▸ WHAT YOU HAVE TO DO: What is needed is an exact copy of the data that follows.
┌─ ENTRIES SHOWN
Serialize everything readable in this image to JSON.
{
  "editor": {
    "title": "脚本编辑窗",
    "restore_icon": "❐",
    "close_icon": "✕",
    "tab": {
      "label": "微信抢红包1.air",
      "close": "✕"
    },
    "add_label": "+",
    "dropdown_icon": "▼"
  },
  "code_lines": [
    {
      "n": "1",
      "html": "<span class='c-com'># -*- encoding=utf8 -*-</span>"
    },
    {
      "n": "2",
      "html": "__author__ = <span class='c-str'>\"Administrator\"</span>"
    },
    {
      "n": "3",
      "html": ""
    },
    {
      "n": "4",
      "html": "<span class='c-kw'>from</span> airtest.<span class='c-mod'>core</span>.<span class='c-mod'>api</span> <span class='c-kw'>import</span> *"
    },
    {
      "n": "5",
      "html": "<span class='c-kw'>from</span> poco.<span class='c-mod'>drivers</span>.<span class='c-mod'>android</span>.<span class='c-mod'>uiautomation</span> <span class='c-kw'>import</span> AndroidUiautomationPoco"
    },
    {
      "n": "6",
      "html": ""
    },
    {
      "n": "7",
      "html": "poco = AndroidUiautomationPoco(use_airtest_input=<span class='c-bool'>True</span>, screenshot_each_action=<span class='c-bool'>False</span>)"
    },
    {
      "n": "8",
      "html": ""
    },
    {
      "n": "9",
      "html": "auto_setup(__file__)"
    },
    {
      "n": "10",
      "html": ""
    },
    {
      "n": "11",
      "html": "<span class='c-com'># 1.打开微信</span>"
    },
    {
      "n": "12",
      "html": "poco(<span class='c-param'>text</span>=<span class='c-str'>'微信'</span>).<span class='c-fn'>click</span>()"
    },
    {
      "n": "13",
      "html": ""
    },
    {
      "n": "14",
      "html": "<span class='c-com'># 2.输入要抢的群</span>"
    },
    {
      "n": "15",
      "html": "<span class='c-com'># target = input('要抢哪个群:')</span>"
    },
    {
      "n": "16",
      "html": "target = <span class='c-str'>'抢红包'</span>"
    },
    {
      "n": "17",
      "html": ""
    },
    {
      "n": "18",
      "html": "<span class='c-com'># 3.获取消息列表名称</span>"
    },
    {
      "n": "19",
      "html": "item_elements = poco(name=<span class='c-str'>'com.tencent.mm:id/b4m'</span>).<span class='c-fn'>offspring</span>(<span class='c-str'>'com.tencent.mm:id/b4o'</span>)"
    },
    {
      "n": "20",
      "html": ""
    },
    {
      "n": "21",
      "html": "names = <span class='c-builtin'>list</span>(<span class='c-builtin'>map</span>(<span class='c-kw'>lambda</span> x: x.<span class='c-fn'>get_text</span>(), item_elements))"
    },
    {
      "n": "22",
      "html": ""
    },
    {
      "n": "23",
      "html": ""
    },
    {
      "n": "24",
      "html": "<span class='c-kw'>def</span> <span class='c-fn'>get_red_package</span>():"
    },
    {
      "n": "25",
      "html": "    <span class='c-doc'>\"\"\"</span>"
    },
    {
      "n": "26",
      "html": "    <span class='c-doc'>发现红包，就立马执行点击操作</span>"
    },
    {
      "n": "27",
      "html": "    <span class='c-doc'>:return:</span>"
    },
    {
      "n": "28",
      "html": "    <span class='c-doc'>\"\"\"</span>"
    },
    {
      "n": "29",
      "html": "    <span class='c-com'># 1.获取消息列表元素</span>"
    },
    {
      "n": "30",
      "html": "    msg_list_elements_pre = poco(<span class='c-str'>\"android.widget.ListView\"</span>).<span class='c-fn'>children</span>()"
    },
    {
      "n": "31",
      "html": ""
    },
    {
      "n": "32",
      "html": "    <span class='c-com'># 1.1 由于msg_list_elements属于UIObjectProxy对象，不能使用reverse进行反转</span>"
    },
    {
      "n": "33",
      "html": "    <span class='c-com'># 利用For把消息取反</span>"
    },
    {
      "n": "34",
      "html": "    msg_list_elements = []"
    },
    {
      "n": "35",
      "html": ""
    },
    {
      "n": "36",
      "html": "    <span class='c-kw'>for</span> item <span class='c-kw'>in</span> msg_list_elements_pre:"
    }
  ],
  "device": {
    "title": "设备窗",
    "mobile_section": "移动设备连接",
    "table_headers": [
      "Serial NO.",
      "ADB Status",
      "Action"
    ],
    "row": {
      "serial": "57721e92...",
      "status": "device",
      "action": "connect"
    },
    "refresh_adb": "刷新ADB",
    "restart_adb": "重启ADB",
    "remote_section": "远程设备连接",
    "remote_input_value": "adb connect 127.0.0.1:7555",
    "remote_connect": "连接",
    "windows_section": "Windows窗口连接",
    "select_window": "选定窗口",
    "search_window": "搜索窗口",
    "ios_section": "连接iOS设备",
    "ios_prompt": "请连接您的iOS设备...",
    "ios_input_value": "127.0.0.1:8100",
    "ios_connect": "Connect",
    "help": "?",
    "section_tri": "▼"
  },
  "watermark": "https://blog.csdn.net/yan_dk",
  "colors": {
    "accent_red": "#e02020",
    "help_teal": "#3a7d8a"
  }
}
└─
▸ EXERCISE OUTPUT:
Serialize everything readable in this image to JSON.
{
  "editor": {
    "title": "脚本编辑窗",
    "restore_icon": "❐",
    "close_icon": "✕",
    "tab": {
      "label": "微信抢红包1.air",
      "close": "✕"
    },
    "add_label": "+",
    "dropdown_icon": "▼"
  },
  "code_lines": [
    {
      "n": "1",
      "html": "<span class='c-com'># -*- encoding=utf8 -*-</span>"
    },
    {
      "n": "2",
      "html": "__author__ = <span class='c-str'>\"Administrator\"</span>"
    },
    {
      "n": "3",
      "html": ""
    },
    {
      "n": "4",
      "html": "<span class='c-kw'>from</span> airtest.<span class='c-mod'>core</span>.<span class='c-mod'>api</span> <span class='c-kw'>import</span> *"
    },
    {
      "n": "5",
      "html": "<span class='c-kw'>from</span> poco.<span class='c-mod'>drivers</span>.<span class='c-mod'>android</span>.<span class='c-mod'>uiautomation</span> <span class='c-kw'>import</span> AndroidUiautomationPoco"
    },
    {
      "n": "6",
      "html": ""
    },
    {
      "n": "7",
      "html": "poco = AndroidUiautomationPoco(use_airtest_input=<span class='c-bool'>True</span>, screenshot_each_action=<span class='c-bool'>False</span>)"
    },
    {
      "n": "8",
      "html": ""
    },
    {
      "n": "9",
      "html": "auto_setup(__file__)"
    },
    {
      "n": "10",
      "html": ""
    },
    {
      "n": "11",
      "html": "<span class='c-com'># 1.打开微信</span>"
    },
    {
      "n": "12",
      "html": "poco(<span class='c-param'>text</span>=<span class='c-str'>'微信'</span>).<span class='c-fn'>click</span>()"
    },
    {
      "n": "13",
      "html": ""
    },
    {
      "n": "14",
      "html": "<span class='c-com'># 2.输入要抢的群</span>"
    },
    {
      "n": "15",
      "html": "<span class='c-com'># target = input('要抢哪个群:')</span>"
    },
    {
      "n": "16",
      "html": "target = <span class='c-str'>'抢红包'</span>"
    },
    {
      "n": "17",
      "html": ""
    },
    {
      "n": "18",
      "html": "<span class='c-com'># 3.获取消息列表名称</span>"
    },
    {
      "n": "19",
      "html": "item_elements = poco(name=<span class='c-str'>'com.tencent.mm:id/b4m'</span>).<span class='c-fn'>offspring</span>(<span class='c-str'>'com.tencent.mm:id/b4o'</span>)"
    },
    {
      "n": "20",
      "html": ""
    },
    {
      "n": "21",
      "html": "names = <span class='c-builtin'>list</span>(<span class='c-builtin'>map</span>(<span class='c-kw'>lambda</span> x: x.<span class='c-fn'>get_text</span>(), item_elements))"
    },
    {
      "n": "22",
      "html": ""
    },
    {
      "n": "23",
      "html": ""
    },
    {
      "n": "24",
      "html": "<span class='c-kw'>def</span> <span class='c-fn'>get_red_package</span>():"
    },
    {
      "n": "25",
      "html": "    <span class='c-doc'>\"\"\"</span>"
    },
    {
      "n": "26",
      "html": "    <span class='c-doc'>发现红包，就立马执行点击操作</span>"
    },
    {
      "n": "27",
      "html": "    <span class='c-doc'>:return:</span>"
    },
    {
      "n": "28",
      "html": "    <span class='c-doc'>\"\"\"</span>"
    },
    {
      "n": "29",
      "html": "    <span class='c-com'># 1.获取消息列表元素</span>"
    },
    {
      "n": "30",
      "html": "    msg_list_elements_pre = poco(<span class='c-str'>\"android.widget.ListView\"</span>).<span class='c-fn'>children</span>()"
    },
    {
      "n": "31",
      "html": ""
    },
    {
      "n": "32",
      "html": "    <span class='c-com'># 1.1 由于msg_list_elements属于UIObjectProxy对象，不能使用reverse进行反转</span>"
    },
    {
      "n": "33",
      "html": "    <span class='c-com'># 利用For把消息取反</span>"
    },
    {
      "n": "34",
      "html": "    msg_list_elements = []"
    },
    {
      "n": "35",
      "html": ""
    },
    {
      "n": "36",
      "html": "    <span class='c-kw'>for</span> item <span class='c-kw'>in</span> msg_list_elements_pre:"
    }
  ],
  "device": {
    "title": "设备窗",
    "mobile_section": "移动设备连接",
    "table_headers": [
      "Serial NO.",
      "ADB Status",
      "Action"
    ],
    "row": {
      "serial": "57721e92...",
      "status": "device",
      "action": "connect"
    },
    "refresh_adb": "刷新ADB",
    "restart_adb": "重启ADB",
    "remote_section": "远程设备连接",
    "remote_input_value": "adb connect 127.0.0.1:7555",
    "remote_connect": "连接",
    "windows_section": "Windows窗口连接",
    "select_window": "选定窗口",
    "search_window": "搜索窗口",
    "ios_section": "连接iOS设备",
    "ios_prompt": "请连接您的iOS设备...",
    "ios_input_value": "127.0.0.1:8100",
    "ios_connect": "Connect",
    "help": "?",
    "section_tri": "▼"
  },
  "watermark": "https://blog.csdn.net/yan_dk",
  "colors": {
    "accent_red": "#e02020",
    "help_teal": "#3a7d8a"
  }
}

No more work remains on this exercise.